HIV/AIDS prevention can be difficult in countries with limited resources, especially when it comes to the millions of affected children who are less likely to tolerate antiretroviral drugs. In an effort to overcome this challenge, researchers at Penn State University have developed a delivery system for the antiretroviral Ritonavir that uses a protein in cow's milk for oral administration of the drug.
Some Indian companies that had put off production of HIV/AIDS meds while they waited for the government to sign contracts are now having to seriously ramp up because of shortages of some meds, Reuters reports.
New technology has allowed researchers to view HIV proteins in action, zooming in on so-called spikes that help the virus bind to cells it infects. The research puts scientists one step closer to a vaccine that could effectively prevent transmission of HIV and halt the spread of AIDS, an international epidemic.
A new sheds light on three different factors that may have contributed to ridding HIV from the "Berlin patient."
Unfortunately, the biggest news coming out of the 20th International AIDS Conference involves the researchers who were killed on their way there.

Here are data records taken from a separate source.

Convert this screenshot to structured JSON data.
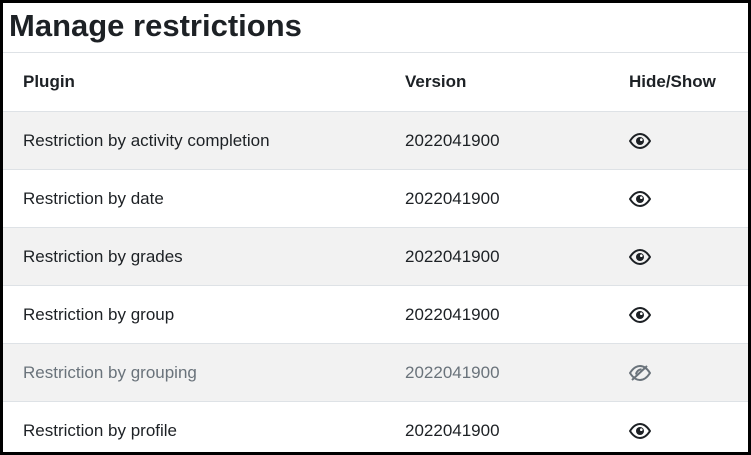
{
  "page": {
    "title": "Manage restrictions"
  },
  "table": {
    "headers": {
      "plugin": "Plugin",
      "version": "Version",
      "hide_show": "Hide/Show"
    },
    "rows": [
      {
        "name": "Restriction by activity completion",
        "version": "2022041900",
        "visibility_icon": "eye-icon",
        "enabled": true
      },
      {
        "name": "Restriction by date",
        "version": "2022041900",
        "visibility_icon": "eye-icon",
        "enabled": true
      },
      {
        "name": "Restriction by grades",
        "version": "2022041900",
        "visibility_icon": "eye-icon",
        "enabled": true
      },
      {
        "name": "Restriction by group",
        "version": "2022041900",
        "visibility_icon": "eye-icon",
        "enabled": true
      },
      {
        "name": "Restriction by grouping",
        "version": "2022041900",
        "visibility_icon": "eye-slash-icon",
        "enabled": false
      },
      {
        "name": "Restriction by profile",
        "version": "2022041900",
        "visibility_icon": "eye-icon",
        "enabled": true
      }
    ]
  },
  "colors": {
    "text": "#1d2125",
    "disabled_text": "#6a737b",
    "stripe": "#f2f2f2",
    "border": "#dee2e6"
  }
}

California diagnostic maker Zyomyx pulled in $7.5 million from World Health Organization-hosted UNITAID to support commercialization of its MyT4 point-of-care CD4 test for HIV/AIDS in the developing world.
While antiretroviral therapies and preventive measures have helped lessen the impact of HIV, leaders at the National Institutes of Health think a safe, moderately effective vaccine is still needed.

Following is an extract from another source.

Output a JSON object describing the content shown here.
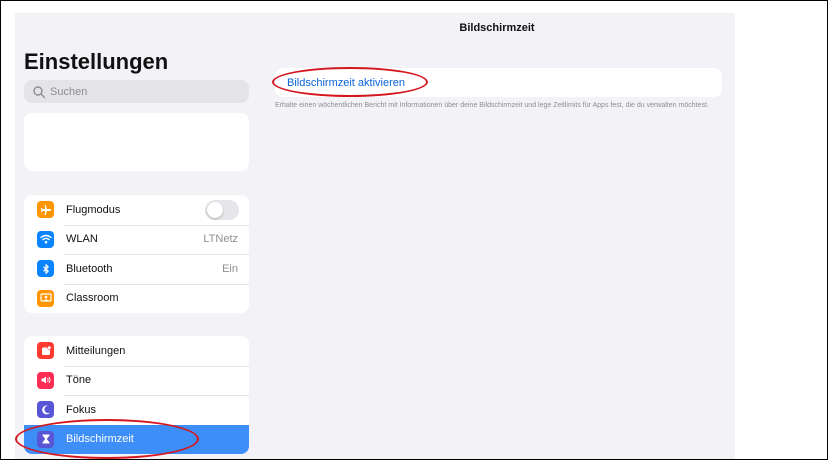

In the 25 years since the first World AIDS Day, patient outcomes have improved significantly, but the long-sought-after vaccine remains elusive. As the world commemorated the event this week, two very different projects outlined their plans to combat the virus.
Scientists have unraveled one of the mysteries of HIV--they've mapped out the structure of an envelope protein within the virus, long known as an extremely difficult target.